Attribute listing is a tool for generating options. It allows you to generate possibilities by first identifying the main attributes (characteristics or qualities) and then exploring new, interesting, or unusual variations of those attributes. When students have a list of attributes they can choose one from each section to create an idea. E.g. Bob in the school yard in a points game where he makes decisions about what to eat. A pirate in a castle gets more and more sick when he eats the wrong foods in a maze. A flamingo needs to cook a meal in an underwater setting.
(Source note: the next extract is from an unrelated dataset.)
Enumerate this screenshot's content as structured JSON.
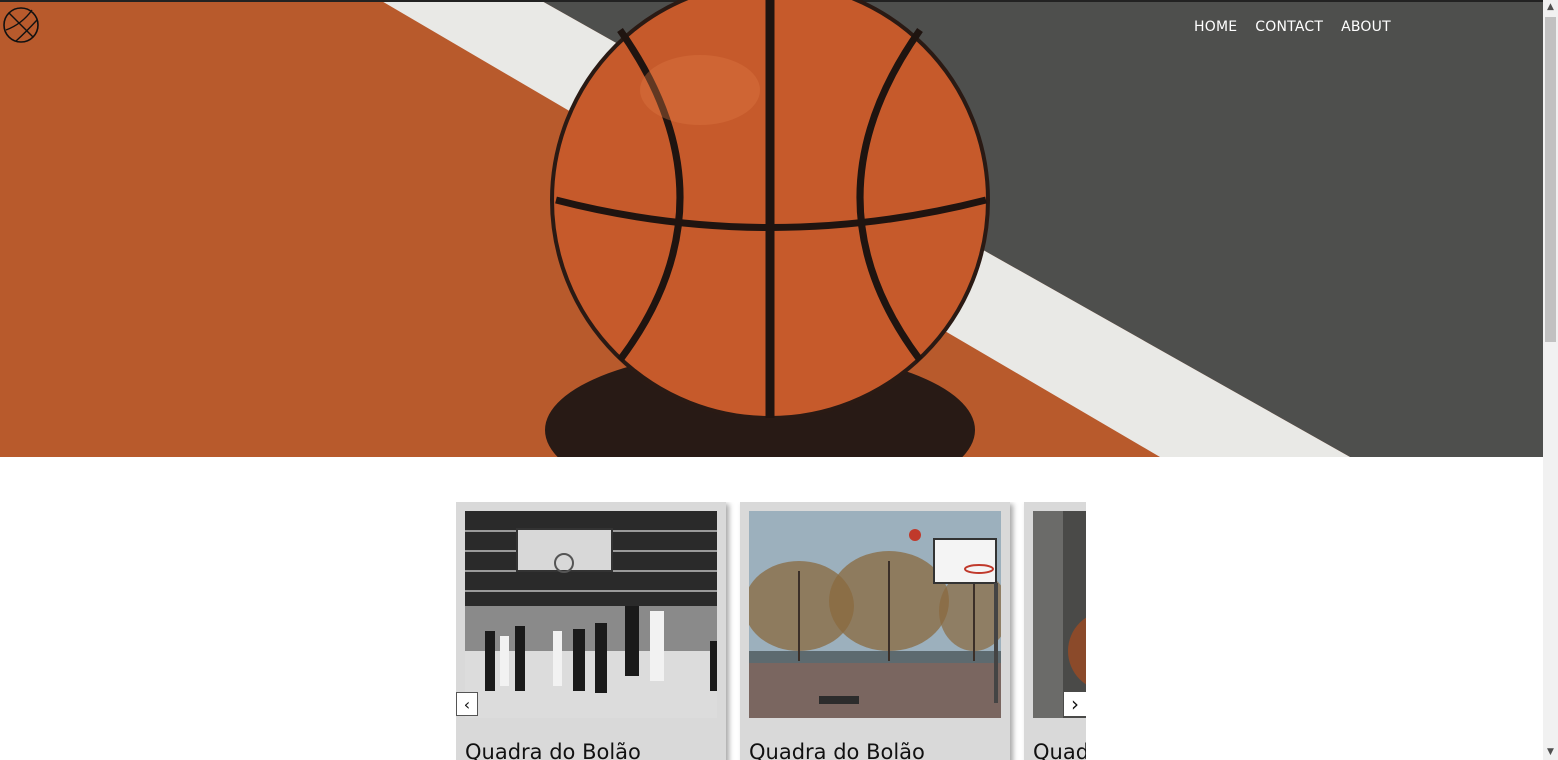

- In the final activity students refine ideas they already have. In groups students reflect on the ideas developed in the brainstorm and attributes list, asking questions such as which of these ideas are feasible and which ones are not? Students look at all of the ideas and then place them into categories such as similarities, craziness or type. Discuss how the students can categorise them in many different ways.
- Finally the students will pick one of the favoured ideas from the brainstorm, and expand on the concept by sketching what the app or game may look like.
Give students an opportunity to share the game or app they chose. They should be encouraged to share how they participated in the different activities as well as reflect on which activity they found most useful to ideate.
When sharing, encourage other students to ask questions about the ideas presented. This presentation is an opportunity to unpack their idea further and begin to list the considerations that may be needed in making the app or game.
At this point you may choose to extend the ideation and create a prototype.
Ask students to reflect on their role in their groups and how they contributed to the team throughout ideation. They should answer questions about how many ideas they had and why they chose the idea they did. They may use the following guide to complete their idea and draw what their solution might look like.